Items from an interface collection
○ ○ ○ ○
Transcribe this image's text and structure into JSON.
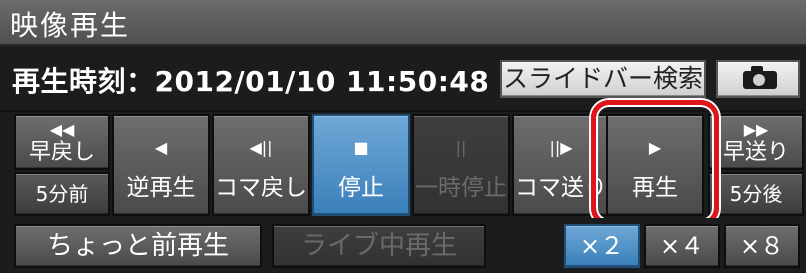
{
  "window": {
    "title": "映像再生"
  },
  "timebar": {
    "label": "再生時刻：2012/01/10 11:50:48",
    "slide_search_label": "スライドバー検索"
  },
  "controls": {
    "rewind": {
      "icon": "◀◀",
      "label": "早戻し",
      "sub_label": "5分前"
    },
    "reverse_play": {
      "icon": "◀",
      "label": "逆再生"
    },
    "frame_back": {
      "icon": "◀||",
      "label": "コマ戻し"
    },
    "stop": {
      "icon": "■",
      "label": "停止",
      "state": "active"
    },
    "pause": {
      "icon": "||",
      "label": "一時停止",
      "state": "disabled"
    },
    "frame_forward": {
      "icon": "||▶",
      "label": "コマ送り"
    },
    "play": {
      "icon": "▶",
      "label": "再生",
      "highlighted": true
    },
    "fast_forward": {
      "icon": "▶▶",
      "label": "早送り",
      "sub_label": "5分後"
    }
  },
  "bottom": {
    "recent_play_label": "ちょっと前再生",
    "live_play_label": "ライブ中再生",
    "speeds": [
      "×２",
      "×４",
      "×８"
    ],
    "selected_speed": "×２"
  },
  "colors": {
    "active_blue": "#4a8dc6",
    "highlight_red": "#e0151b",
    "panel_dark": "#1b1c1e"
  }
}
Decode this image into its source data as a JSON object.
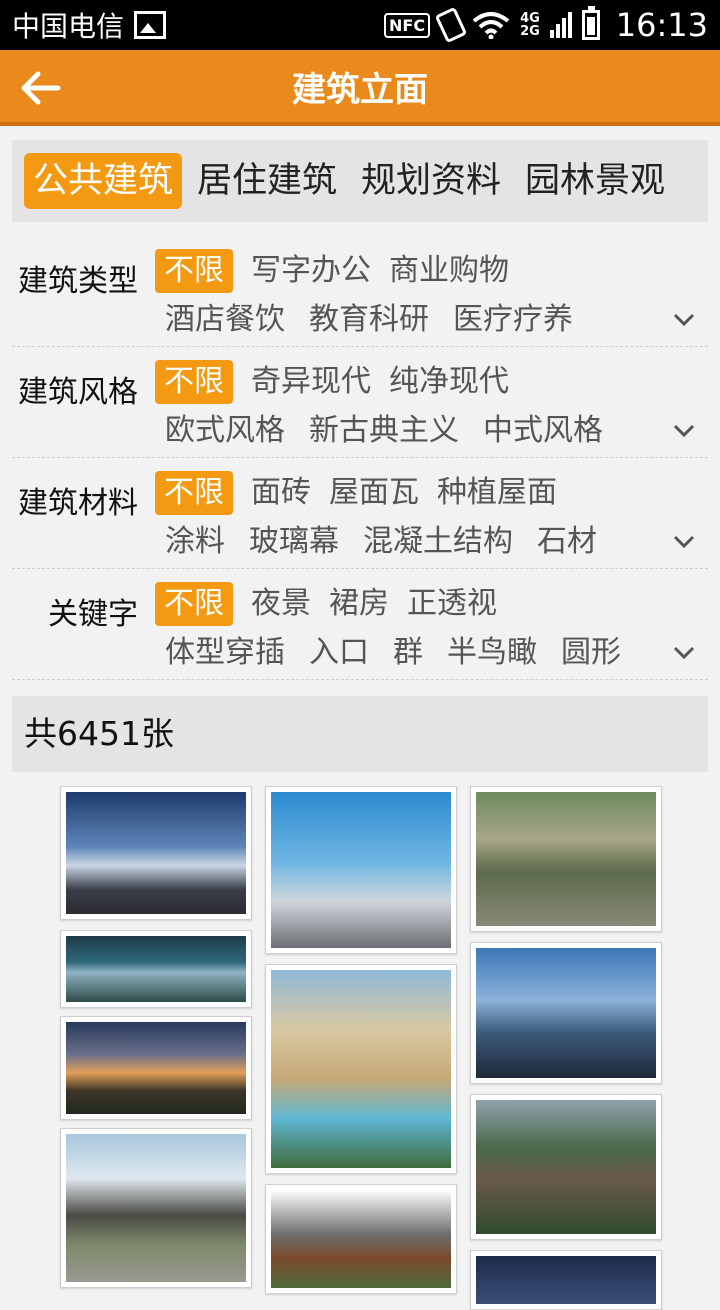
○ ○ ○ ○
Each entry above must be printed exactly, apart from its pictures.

Reply>
Transcribe this image's text and structure into JSON.
{
  "window": {
    "title": "映像再生"
  },
  "timebar": {
    "label": "再生時刻：2012/01/10 11:50:48",
    "slide_search_label": "スライドバー検索"
  },
  "controls": {
    "rewind": {
      "icon": "◀◀",
      "label": "早戻し",
      "sub_label": "5分前"
    },
    "reverse_play": {
      "icon": "◀",
      "label": "逆再生"
    },
    "frame_back": {
      "icon": "◀||",
      "label": "コマ戻し"
    },
    "stop": {
      "icon": "■",
      "label": "停止",
      "state": "active"
    },
    "pause": {
      "icon": "||",
      "label": "一時停止",
      "state": "disabled"
    },
    "frame_forward": {
      "icon": "||▶",
      "label": "コマ送り"
    },
    "play": {
      "icon": "▶",
      "label": "再生",
      "highlighted": true
    },
    "fast_forward": {
      "icon": "▶▶",
      "label": "早送り",
      "sub_label": "5分後"
    }
  },
  "bottom": {
    "recent_play_label": "ちょっと前再生",
    "live_play_label": "ライブ中再生",
    "speeds": [
      "×２",
      "×４",
      "×８"
    ],
    "selected_speed": "×２"
  },
  "colors": {
    "active_blue": "#4a8dc6",
    "highlight_red": "#e0151b",
    "panel_dark": "#1b1c1e"
  }
}
Decode this image into its source data as a JSON object.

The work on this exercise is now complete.